Exercise aim> Where the word "date" shows up in the entries below, please copy the whole line.

(Records from a data source)
━━━━━━━━━━━━━━━━━━━━

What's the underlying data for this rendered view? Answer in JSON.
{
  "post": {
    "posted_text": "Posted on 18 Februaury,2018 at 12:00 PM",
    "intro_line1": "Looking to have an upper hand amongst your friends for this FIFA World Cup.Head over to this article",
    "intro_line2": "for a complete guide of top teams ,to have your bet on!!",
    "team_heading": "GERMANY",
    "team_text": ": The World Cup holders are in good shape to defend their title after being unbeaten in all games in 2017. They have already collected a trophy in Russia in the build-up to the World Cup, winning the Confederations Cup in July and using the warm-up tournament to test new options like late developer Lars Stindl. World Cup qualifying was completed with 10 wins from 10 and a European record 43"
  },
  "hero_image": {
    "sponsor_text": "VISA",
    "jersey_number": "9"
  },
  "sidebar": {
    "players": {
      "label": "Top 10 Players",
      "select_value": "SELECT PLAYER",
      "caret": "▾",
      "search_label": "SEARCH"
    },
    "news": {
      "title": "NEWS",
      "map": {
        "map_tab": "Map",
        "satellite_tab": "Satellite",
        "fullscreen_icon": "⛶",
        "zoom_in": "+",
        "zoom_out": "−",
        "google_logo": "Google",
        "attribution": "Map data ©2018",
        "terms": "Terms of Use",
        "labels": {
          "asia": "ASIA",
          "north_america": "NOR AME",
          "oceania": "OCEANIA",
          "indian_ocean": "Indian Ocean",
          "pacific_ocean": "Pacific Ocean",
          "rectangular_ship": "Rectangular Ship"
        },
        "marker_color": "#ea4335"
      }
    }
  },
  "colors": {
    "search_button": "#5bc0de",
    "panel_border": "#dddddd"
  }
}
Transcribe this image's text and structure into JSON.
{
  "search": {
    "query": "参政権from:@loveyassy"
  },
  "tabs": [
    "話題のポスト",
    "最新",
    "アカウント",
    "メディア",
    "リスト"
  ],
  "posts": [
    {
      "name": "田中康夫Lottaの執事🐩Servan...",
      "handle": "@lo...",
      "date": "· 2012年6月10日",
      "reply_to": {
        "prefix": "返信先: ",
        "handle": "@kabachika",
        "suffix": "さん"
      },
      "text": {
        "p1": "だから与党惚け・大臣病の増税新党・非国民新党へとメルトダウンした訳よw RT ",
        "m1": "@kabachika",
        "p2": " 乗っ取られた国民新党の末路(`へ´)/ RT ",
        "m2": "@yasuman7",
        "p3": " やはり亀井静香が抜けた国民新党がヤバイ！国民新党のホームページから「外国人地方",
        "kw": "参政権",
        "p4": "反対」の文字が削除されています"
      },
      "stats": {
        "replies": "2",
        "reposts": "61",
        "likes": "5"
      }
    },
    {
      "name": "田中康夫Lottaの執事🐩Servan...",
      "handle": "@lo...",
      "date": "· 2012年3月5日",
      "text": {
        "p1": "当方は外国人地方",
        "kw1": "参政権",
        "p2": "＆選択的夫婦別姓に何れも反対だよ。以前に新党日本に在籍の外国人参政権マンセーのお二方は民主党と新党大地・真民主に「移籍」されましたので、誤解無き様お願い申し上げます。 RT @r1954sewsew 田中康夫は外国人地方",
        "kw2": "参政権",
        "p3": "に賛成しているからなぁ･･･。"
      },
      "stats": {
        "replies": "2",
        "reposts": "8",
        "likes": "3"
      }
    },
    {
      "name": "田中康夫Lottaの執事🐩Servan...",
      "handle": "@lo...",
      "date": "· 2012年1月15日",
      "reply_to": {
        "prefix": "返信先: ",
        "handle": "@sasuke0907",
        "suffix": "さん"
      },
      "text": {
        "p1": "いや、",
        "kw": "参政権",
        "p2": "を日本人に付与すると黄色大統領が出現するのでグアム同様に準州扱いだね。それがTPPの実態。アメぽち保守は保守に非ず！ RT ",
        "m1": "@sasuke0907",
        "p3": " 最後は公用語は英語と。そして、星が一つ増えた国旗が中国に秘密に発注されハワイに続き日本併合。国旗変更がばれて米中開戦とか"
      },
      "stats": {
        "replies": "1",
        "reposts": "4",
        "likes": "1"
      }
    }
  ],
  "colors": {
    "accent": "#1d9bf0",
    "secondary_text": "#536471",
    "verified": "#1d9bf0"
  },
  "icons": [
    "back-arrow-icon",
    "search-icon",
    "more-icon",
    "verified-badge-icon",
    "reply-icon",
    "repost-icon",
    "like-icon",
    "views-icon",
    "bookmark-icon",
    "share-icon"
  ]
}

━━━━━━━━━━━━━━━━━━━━

Answer box>
      "date": "· 2012年6月10日",
      "date": "· 2012年3月5日",
      "date": "· 2012年1月15日",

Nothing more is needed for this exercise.